● What to work on: Write the data out again exactly, with no pictures.

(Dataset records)
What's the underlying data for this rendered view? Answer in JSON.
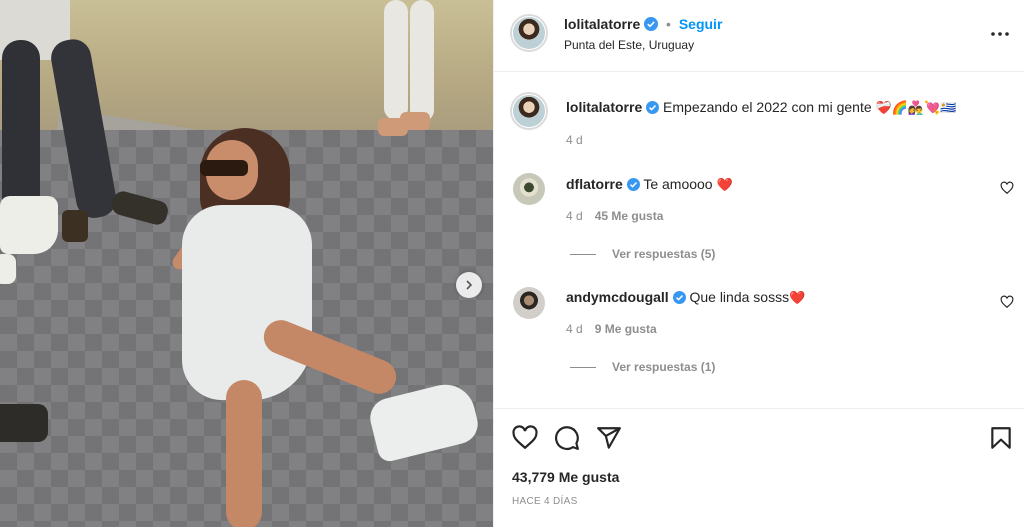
{
  "post": {
    "image_alt": "",
    "next_icon": "chevron-right-icon"
  },
  "header": {
    "username": "lolitalatorre",
    "separator": "•",
    "follow_label": "Seguir",
    "location": "Punta del Este, Uruguay",
    "more_icon": "more-horizontal-icon"
  },
  "caption": {
    "username": "lolitalatorre",
    "text": "Empezando el 2022 con mi gente",
    "emojis": "❤️‍🩹🌈👩‍❤️‍👨💘🇺🇾",
    "time": "4 d"
  },
  "comments": [
    {
      "username": "dflatorre",
      "text": "Te amoooo",
      "emoji": "❤️",
      "time": "4 d",
      "likes": "45 Me gusta",
      "replies": "Ver respuestas (5)"
    },
    {
      "username": "andymcdougall",
      "text": "Que linda sosss",
      "emoji": "❤️",
      "time": "4 d",
      "likes": "9 Me gusta",
      "replies": "Ver respuestas (1)"
    }
  ],
  "actions": {
    "like_icon": "heart-icon",
    "comment_icon": "comment-icon",
    "share_icon": "share-icon",
    "save_icon": "bookmark-icon"
  },
  "likes_total": "43,779 Me gusta",
  "posted": "HACE 4 DÍAS",
  "colors": {
    "accent": "#0095f6",
    "verified": "#3897f0",
    "heart_red": "#ed4956",
    "text": "#262626",
    "muted": "#8e8e8e"
  }
}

● Completed exercise:
What's the underlying data for this rendered view? Answer in JSON.
{
  "post": {
    "image_alt": "",
    "next_icon": "chevron-right-icon"
  },
  "header": {
    "username": "lolitalatorre",
    "separator": "•",
    "follow_label": "Seguir",
    "location": "Punta del Este, Uruguay",
    "more_icon": "more-horizontal-icon"
  },
  "caption": {
    "username": "lolitalatorre",
    "text": "Empezando el 2022 con mi gente",
    "emojis": "❤️‍🩹🌈👩‍❤️‍👨💘🇺🇾",
    "time": "4 d"
  },
  "comments": [
    {
      "username": "dflatorre",
      "text": "Te amoooo",
      "emoji": "❤️",
      "time": "4 d",
      "likes": "45 Me gusta",
      "replies": "Ver respuestas (5)"
    },
    {
      "username": "andymcdougall",
      "text": "Que linda sosss",
      "emoji": "❤️",
      "time": "4 d",
      "likes": "9 Me gusta",
      "replies": "Ver respuestas (1)"
    }
  ],
  "actions": {
    "like_icon": "heart-icon",
    "comment_icon": "comment-icon",
    "share_icon": "share-icon",
    "save_icon": "bookmark-icon"
  },
  "likes_total": "43,779 Me gusta",
  "posted": "HACE 4 DÍAS",
  "colors": {
    "accent": "#0095f6",
    "verified": "#3897f0",
    "heart_red": "#ed4956",
    "text": "#262626",
    "muted": "#8e8e8e"
  }
}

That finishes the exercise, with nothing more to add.